Who’s in Your Top 10?
A group of SLAM writers and editors list their favorite college bball players.
Great Neck, NY
10. Tyson Johnson, Wyoming: I know most people reading this have never heard of Johnson. I’m a little biased here because his father was my AAU coach, but he’s nonetheless one of the best players I’ve ever seen. Johnson’s a 6-9 combo-forward who has a complete inside-outside game. He originally played at Monmouth, where he was named Northeast Conference freshman of the year and led his team to the NCAA tournament, then transferred to Wyoming. He’s playing overseas right now, and is determined on getting to the league.
9. Kevin Durant, Texas: The way Durant scored was remarkable. Texas just gave Durant the ball and let him operate.
8. Dwyane Wade, Marquette: Wade was one of the hungriest college basketball players I can remember. I still wish we could’ve seen Melo v. Wade in the Championship game.
7. Rudy Gay, UConn: I’m a UConn fan, so most of my favorite college players are former Huskies. The way he attacked the rim in college was remarkable.
6. Lance Stephenson, Cincinnati: Lance didn’t have the best college year, but he showed flashes of brilliance. Re-watch last year’s Big East tournament, and you’ll see he was the hardest player to guard.
5. Julius Hodge, NC State: It never made sense how he would score at ease with such a skinny frame. Hodge’s smooth jumper and crossover made me fall in love with his game.
4. Jeff Adrien, UConn: Adrien played basketball like it was football. He was vicious and had no remorse, and I loved it.
3. Ben Gordon, UConn: He made improbable shot after improbable shot. Gordon caught a new victim in every game of his career.
2. Carmelo Anthony, Syracuse: Melo’s swag was impeccable—he had the straight cornrows and no tats yet. Carmelo had the nicest face-up 3-pointer I’ve ever seen. Also, being 19, I have tons of respect for freshmen that lead their teams. I’m writing this while Melo was out winning rings.

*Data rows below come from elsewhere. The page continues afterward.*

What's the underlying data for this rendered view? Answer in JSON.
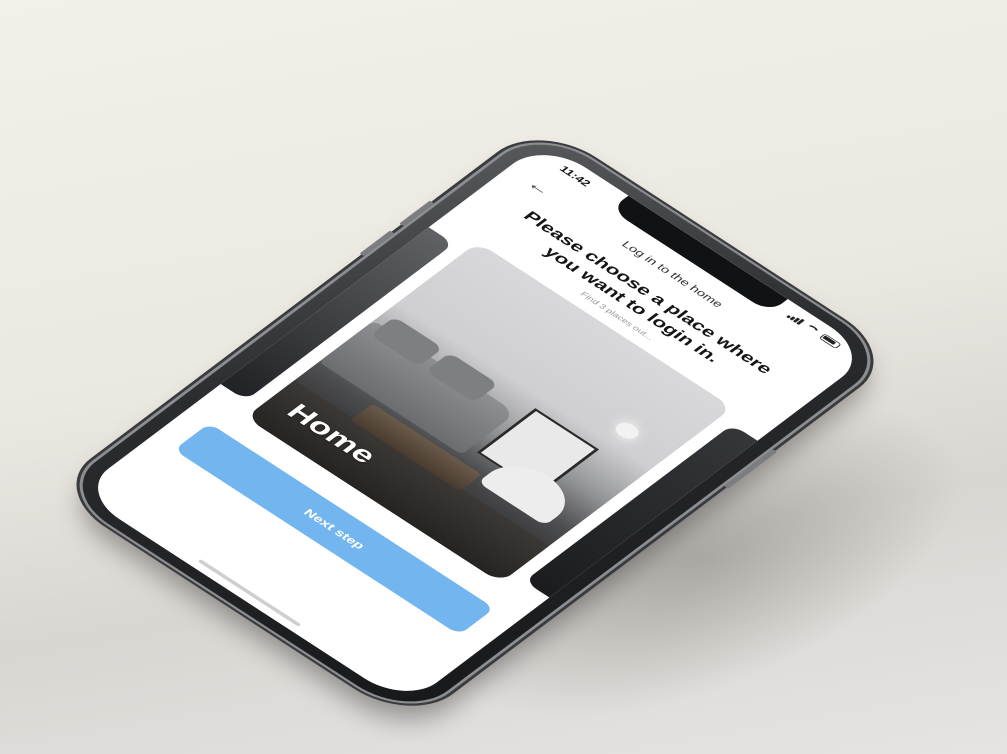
{
  "status_bar": {
    "time": "11:42"
  },
  "header": {
    "title": "Log in to the home",
    "back_icon": "arrow-left-icon"
  },
  "main": {
    "heading": "Please choose a place where you want to login in.",
    "subheading": "Find 3 places out...",
    "cards": [
      {
        "label": "Home"
      }
    ]
  },
  "footer": {
    "next_button_label": "Next step"
  },
  "colors": {
    "accent": "#73b6ef",
    "background": "#ffffff"
  }
}
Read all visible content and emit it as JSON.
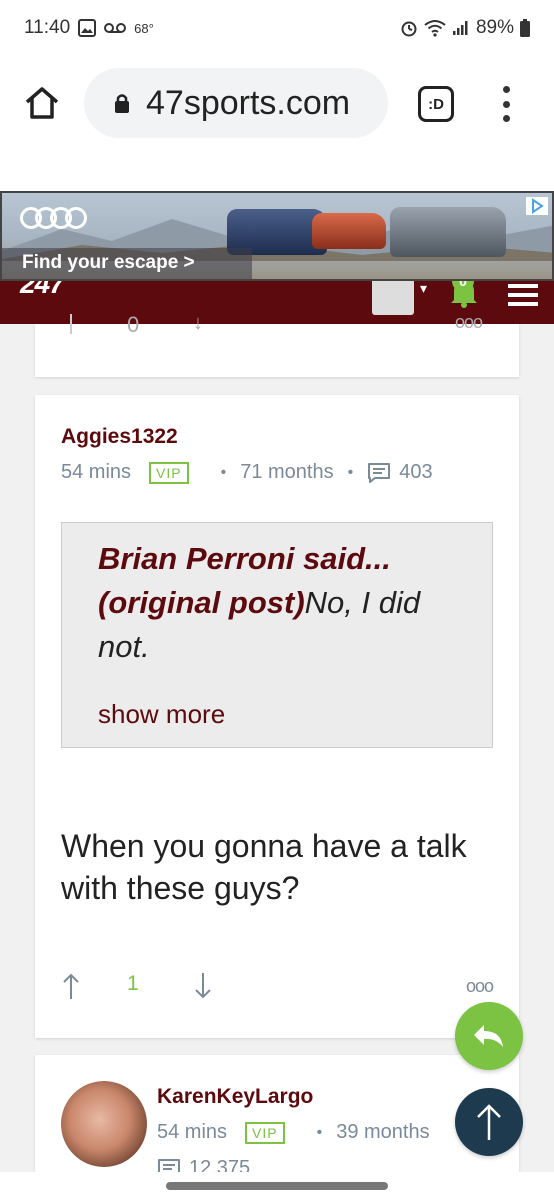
{
  "status": {
    "time": "11:40",
    "temp": "68°",
    "battery": "89%"
  },
  "browser": {
    "url": "47sports.com",
    "tab_label": ":D"
  },
  "header": {
    "logo": "247",
    "notif_count": "0"
  },
  "ad": {
    "text": "Find your escape >"
  },
  "prev_post": {
    "votes": "0"
  },
  "post": {
    "author": "Aggies1322",
    "time": "54 mins",
    "vip": "VIP",
    "tenure": "71 months",
    "comments": "403",
    "quote_author": "Brian Perroni said...",
    "quote_link": "(original post)",
    "quote_rest": "No, I did not.",
    "show_more": "show more",
    "body": "When you gonna have a talk with these guys?",
    "votes": "1",
    "more": "ooo"
  },
  "next_post": {
    "author": "KarenKeyLargo",
    "time": "54 mins",
    "vip": "VIP",
    "tenure": "39 months",
    "comments": "12,375"
  },
  "colors": {
    "maroon": "#5c0a0e",
    "green": "#7cc243",
    "navy": "#1e3a4f"
  }
}
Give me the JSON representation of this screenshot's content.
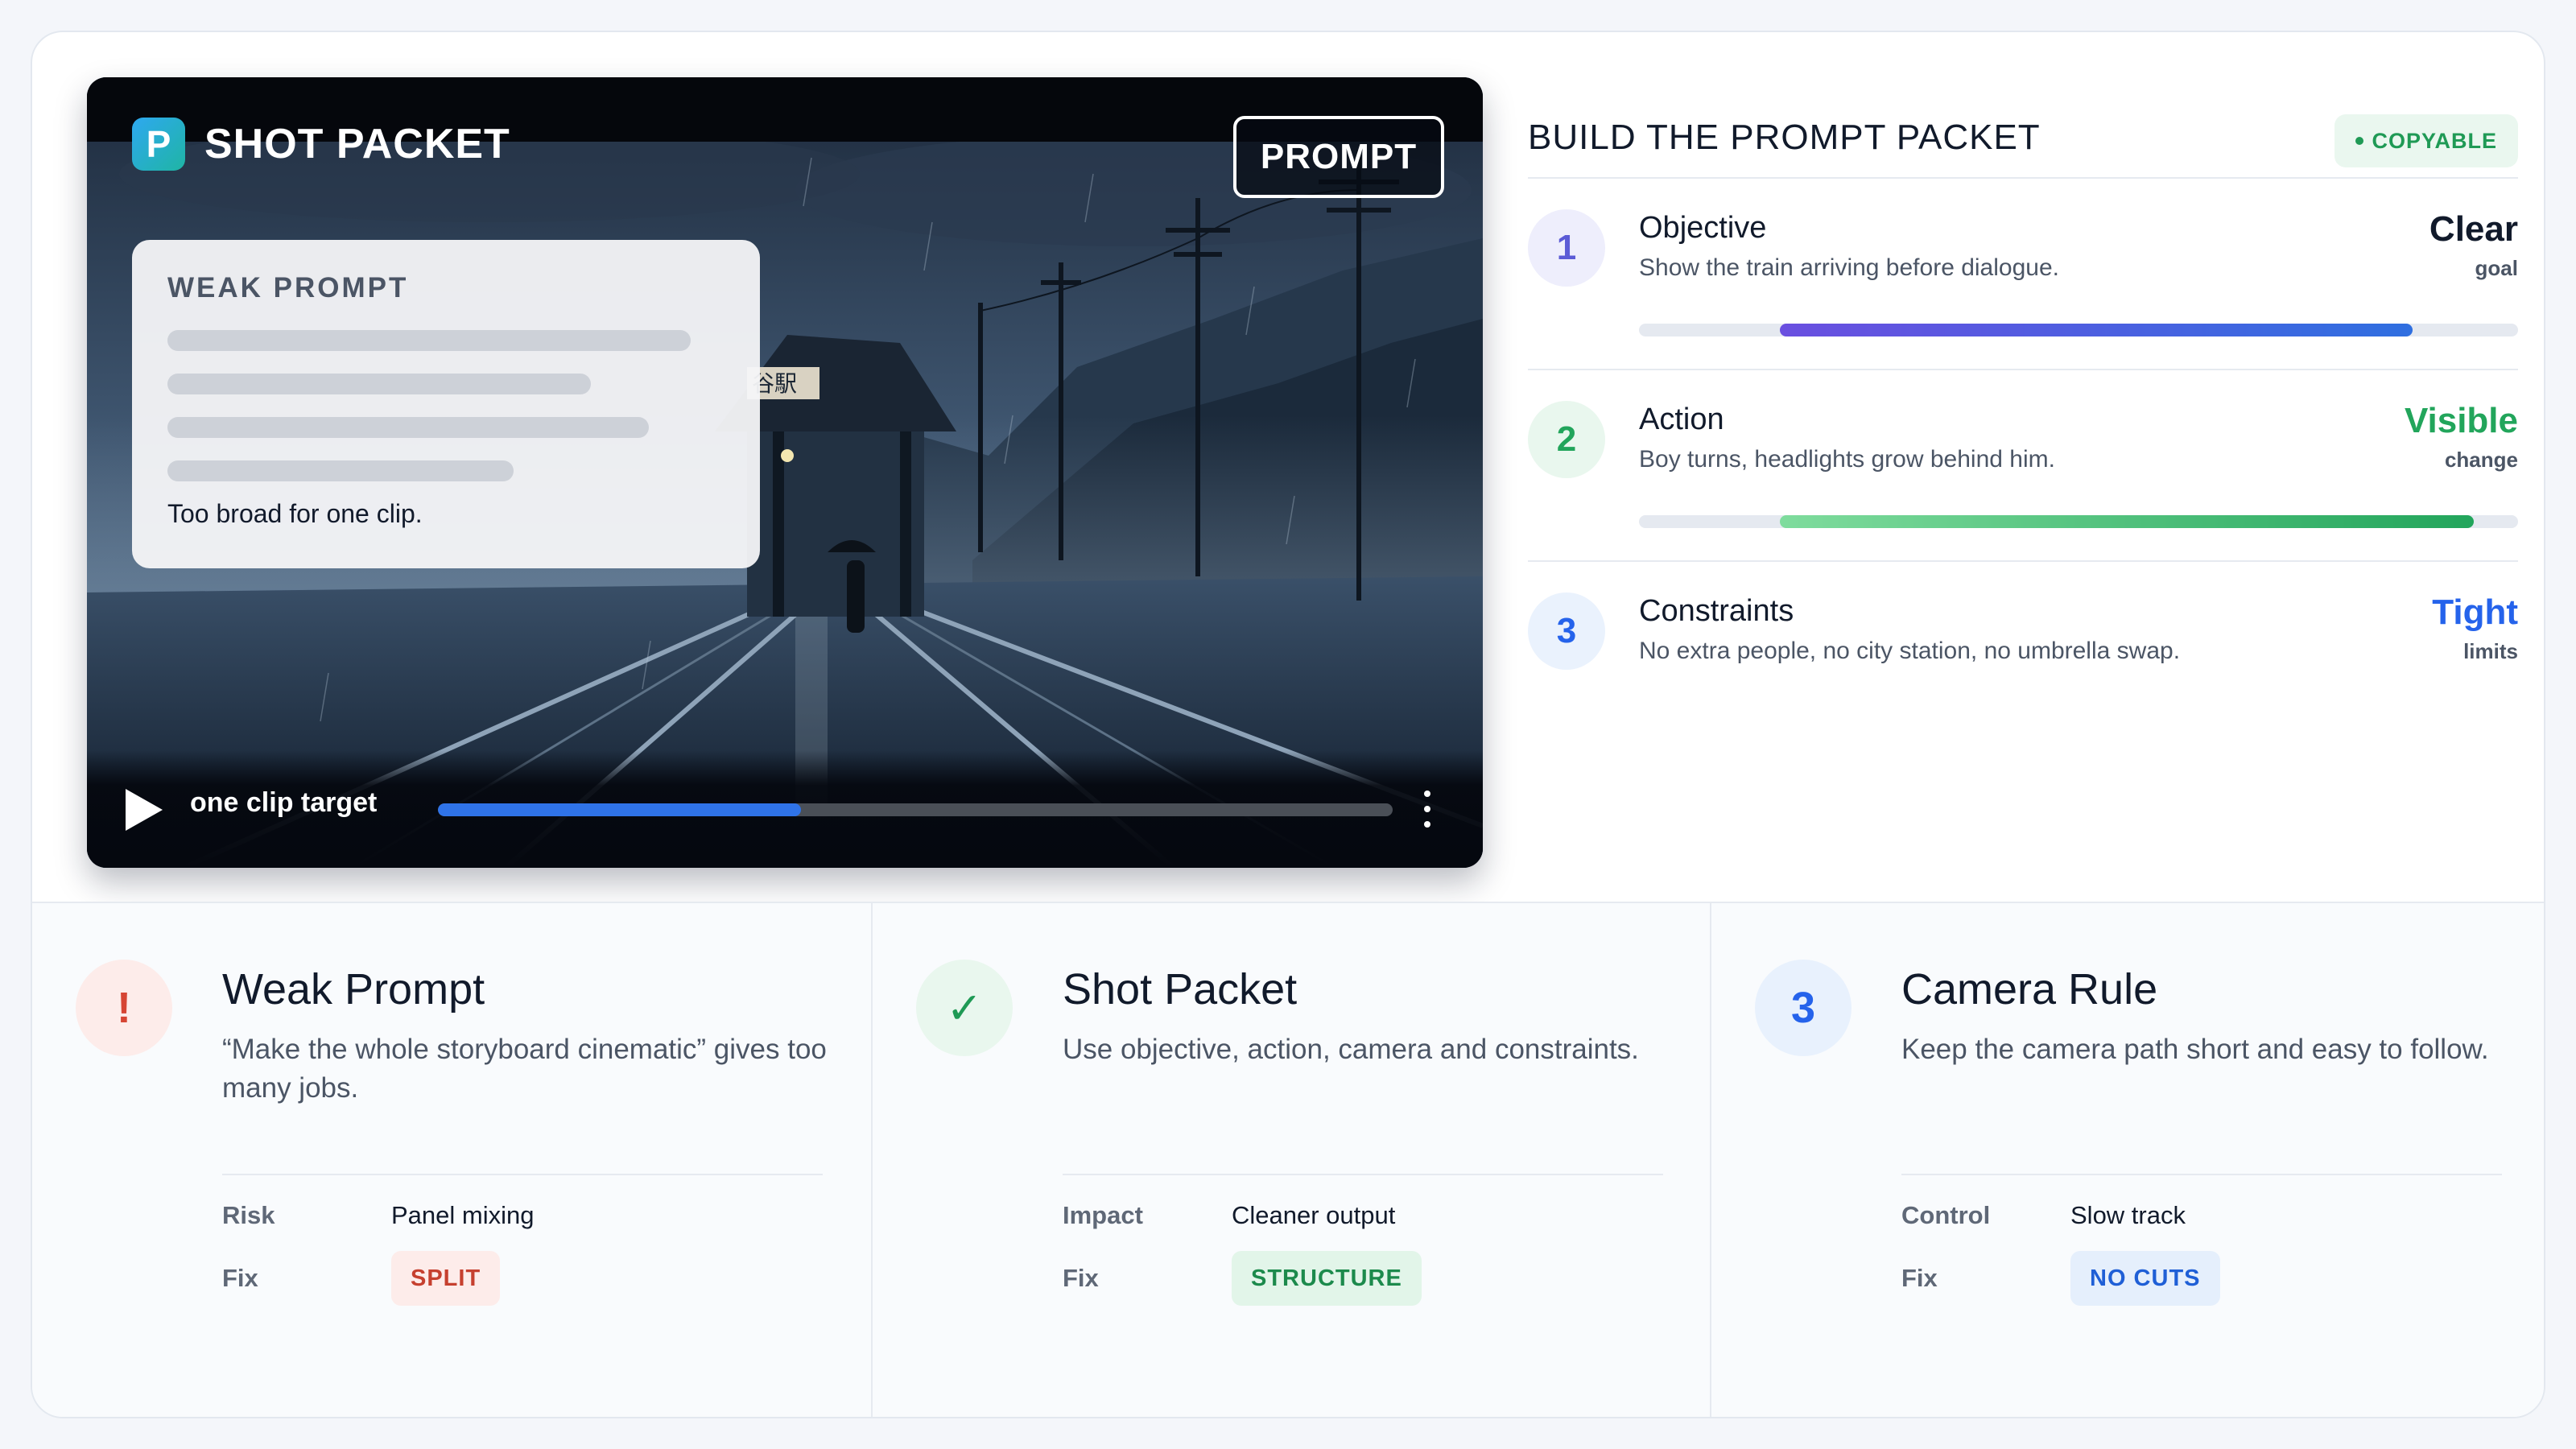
{
  "video": {
    "brand_letter": "P",
    "brand_title": "SHOT PACKET",
    "badge": "PROMPT",
    "weak_card": {
      "title": "WEAK PROMPT",
      "note": "Too broad for one clip."
    },
    "station_sign": "谷駅",
    "controls": {
      "label": "one clip target",
      "progress": 0.38
    }
  },
  "packet": {
    "title": "BUILD THE PROMPT PACKET",
    "badge": "COPYABLE",
    "steps": [
      {
        "num": "1",
        "title": "Objective",
        "desc": "Show the train arriving before dialogue.",
        "value": "Clear",
        "unit": "goal",
        "bar_start": 0.16,
        "bar_end": 0.88,
        "color": "#5b5bd6"
      },
      {
        "num": "2",
        "title": "Action",
        "desc": "Boy turns, headlights grow behind him.",
        "value": "Visible",
        "unit": "change",
        "bar_start": 0.16,
        "bar_end": 0.95,
        "color": "#22a55b"
      },
      {
        "num": "3",
        "title": "Constraints",
        "desc": "No extra people, no city station, no umbrella swap.",
        "value": "Tight",
        "unit": "limits",
        "color": "#2563eb"
      }
    ]
  },
  "cards": [
    {
      "icon": "!",
      "title": "Weak Prompt",
      "desc": "“Make the whole storyboard cinematic” gives too many jobs.",
      "key1": "Risk",
      "val1": "Panel mixing",
      "key2": "Fix",
      "pill": "SPLIT"
    },
    {
      "icon": "✓",
      "title": "Shot Packet",
      "desc": "Use objective, action, camera and constraints.",
      "key1": "Impact",
      "val1": "Cleaner output",
      "key2": "Fix",
      "pill": "STRUCTURE"
    },
    {
      "icon": "3",
      "title": "Camera Rule",
      "desc": "Keep the camera path short and easy to follow.",
      "key1": "Control",
      "val1": "Slow track",
      "key2": "Fix",
      "pill": "NO CUTS"
    }
  ],
  "colors": {
    "accent_blue": "#2f73e8",
    "success_green": "#1f9a55",
    "danger_red": "#d64534",
    "purple": "#5b5bd6"
  }
}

1. Richard Hamilton, UConn: I was born in 1991, so my first college memories come from Rip. I’ve never seen a player be so dangerous without the ball. If you left him for a second, it was over.
10. Chris Webber, Michigan: You never really knew what was going to happen when Webber-led Wolverines teams took the floor. It might be beautiful, it might be terrible, it would probably be both within the span of 40 minutes. But it was always worth watching.
9. Danny Manning, Kansas: Manning made Kansas games must-see TV, and single-handedly carried an otherwise middling team to an NCAA title. He was such a phenomenal collegiate that the media somewhat glossed over the fact that Kansas coach Larry Brown hired Manning’s dad (who’d been working as a truck driver) to be an assistant coach – two days before the younger Manning signed with Kansas.
8. Kevin Houston, Army: At 5’11”, 165 lbs., he scored nearly half his team’s points from approximately 97 feet from the basket while leading the nation in scoring.
7. Jai Lewis, George Mason: I have to admit, I had no idea who he was until his team kept winning in the 2006 NCAAs. Their upset over UConn was a classic, and Lewis was the heart of a team that won with heart.
6. Brian Cardinal, Purdue: By his own admission, Cardinal never had a lot of speed or leaping ability. But he was strong, and willing to hurtle his body into anything that stood in his way – people, the floor, the stands, it didn’t really matter. And whatever he hit usually got the worst of it. Cardinal willed his team deep into the NCAA tournament and won both Purdue’s “Courage” award and its “Mr. Hustle” four consecutive years.
5. Kevin Durant, Texas: I hate to include a one-and-done player, but Durant was so much fun to watch for one awesome season that it couldn’t be helped.
4. Michael Finley, Wisconsin: Finley was electric when he arrived at Wisconsin, announcing his presence by single-handedly taking out Michigan’s Fab Five in a huge upset. A couple years later, he led the Badgers to their first NCAA Tournament bid in 47 years. Most importantly, he was a great spokesman for our campus.
3. Clyde Drexler and Hakeem Olajuwon, Houston: Two players, but they belong together on this list. The Phi Slamma Jamma was one of the most exciting shows ever in college basketball, title or not. They couldn’t hit free throws, mostly because they weren’t allowed to dunk them. But they were so spectacular nobody seemed to mind.
2. Glenn Rice, Michigan: Rice was such a great shooter, he actually made it exciting to watch someone score from the perimeter. When hot, like he was throughout the 1989 NCAA Tourney, he was devastating. He scored a Tournament record 184 points (30+ ppg) while leading Michigan to the national title.
1. Patrick Ewing, Georgetown: There was no more intimidating player in college basketball. Imagine a big man with Greg Oden’s build but better mobility and a wider mean streak… and surrounded by team laden with NBA talent for four incredible years.